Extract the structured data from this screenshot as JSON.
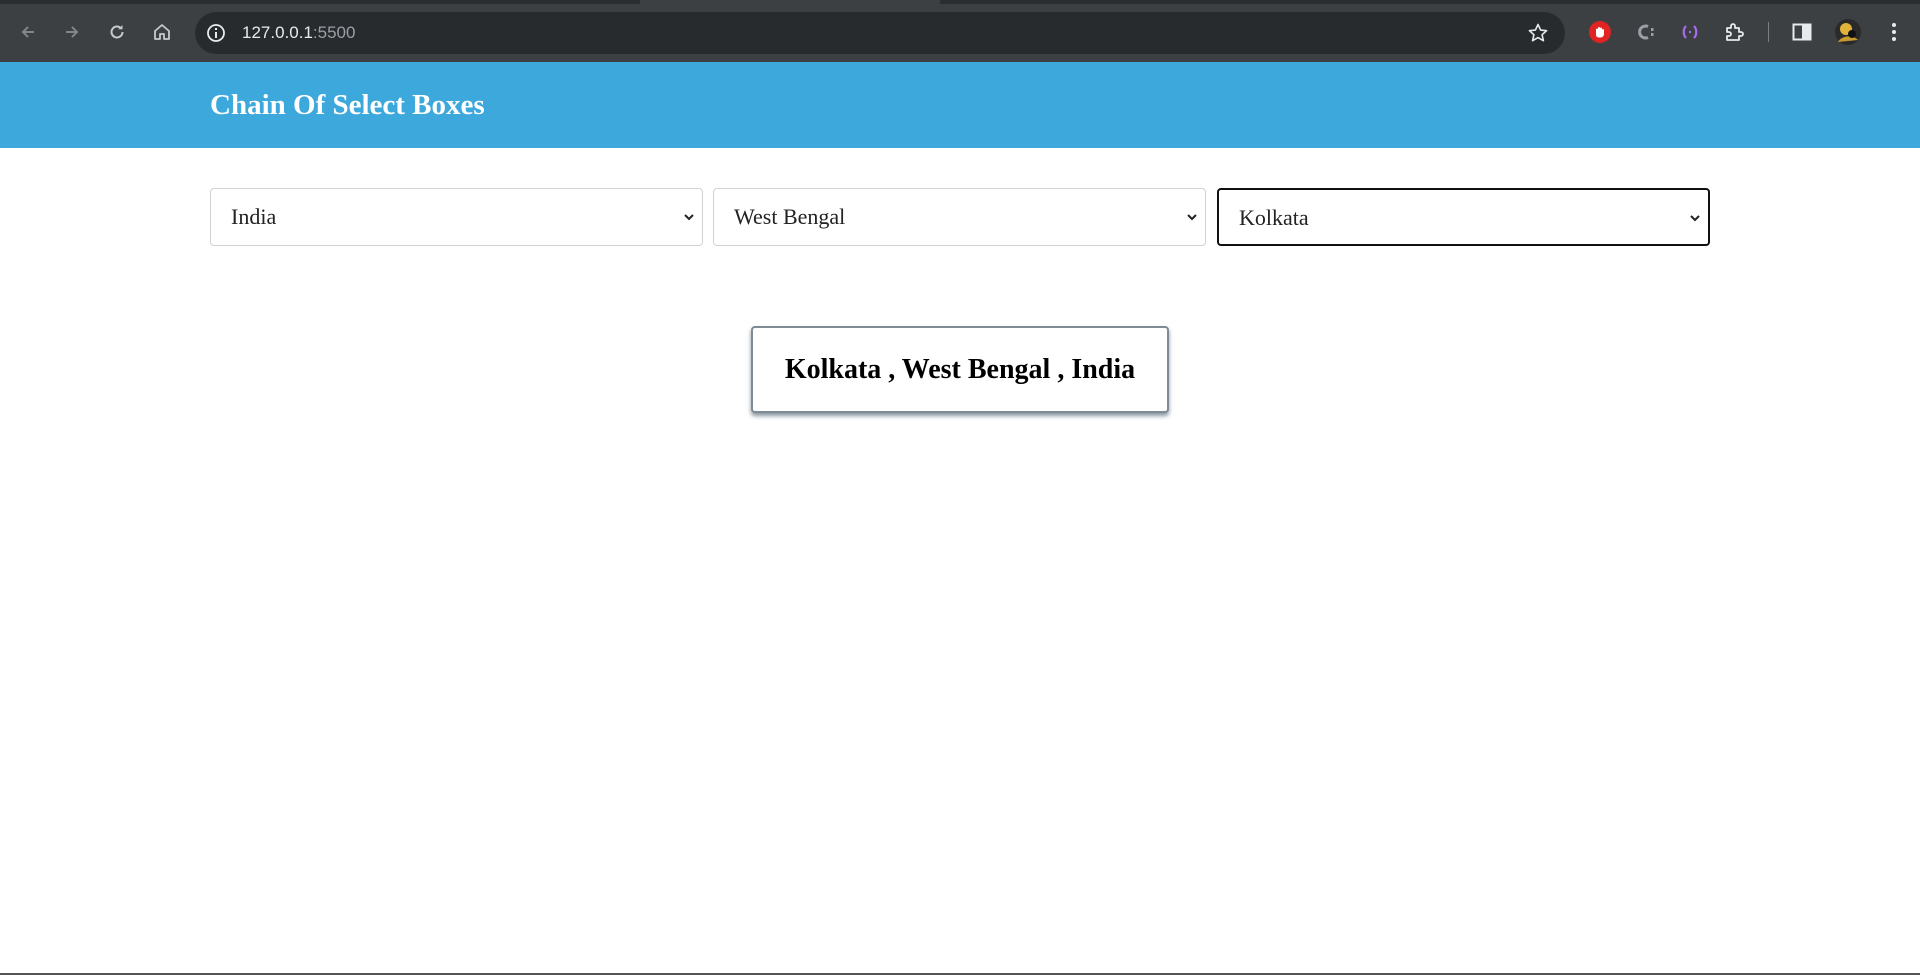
{
  "browser": {
    "url_host": "127.0.0.1",
    "url_port": ":5500",
    "icons": {
      "back": "back-arrow-icon",
      "forward": "forward-arrow-icon",
      "reload": "reload-icon",
      "home": "home-icon",
      "site_info": "info-icon",
      "bookmark": "star-icon",
      "extensions": "puzzle-icon",
      "side_panel": "side-panel-icon",
      "menu": "kebab-menu-icon"
    }
  },
  "page": {
    "title": "Chain Of Select Boxes",
    "header_color": "#3da8dc",
    "selects": {
      "country": {
        "value": "India"
      },
      "state": {
        "value": "West Bengal"
      },
      "city": {
        "value": "Kolkata"
      }
    },
    "result": "Kolkata , West Bengal , India"
  }
}
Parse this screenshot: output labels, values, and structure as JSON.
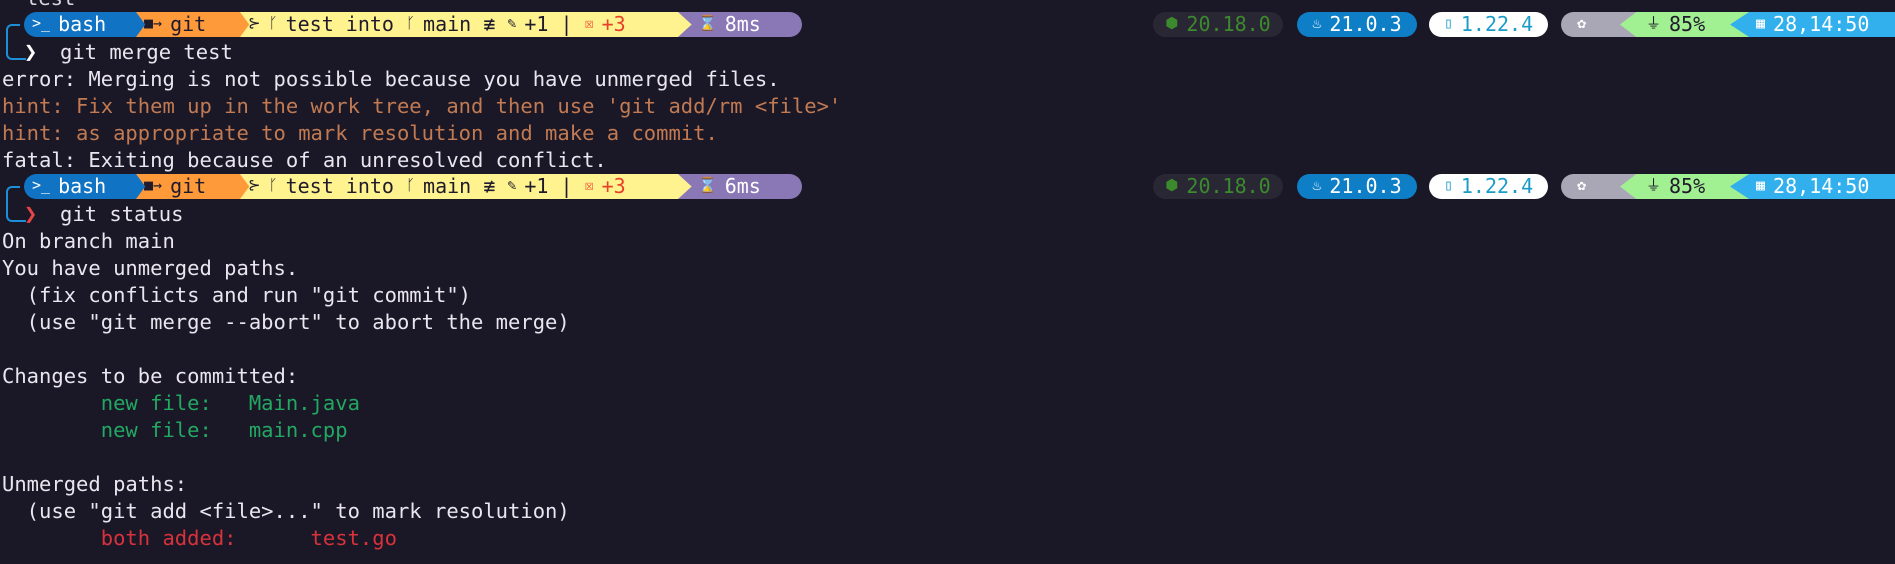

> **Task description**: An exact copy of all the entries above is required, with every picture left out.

> **Exercise response**:
Extract the structured data from this screenshot as JSON.
{
  "browser": {
    "url_host": "127.0.0.1",
    "url_port": ":5500",
    "icons": {
      "back": "back-arrow-icon",
      "forward": "forward-arrow-icon",
      "reload": "reload-icon",
      "home": "home-icon",
      "site_info": "info-icon",
      "bookmark": "star-icon",
      "extensions": "puzzle-icon",
      "side_panel": "side-panel-icon",
      "menu": "kebab-menu-icon"
    }
  },
  "page": {
    "title": "Chain Of Select Boxes",
    "header_color": "#3da8dc",
    "selects": {
      "country": {
        "value": "India"
      },
      "state": {
        "value": "West Bengal"
      },
      "city": {
        "value": "Kolkata"
      }
    },
    "result": "Kolkata , West Bengal , India"
  }
}
Parse this screenshot: output labels, values, and structure as JSON.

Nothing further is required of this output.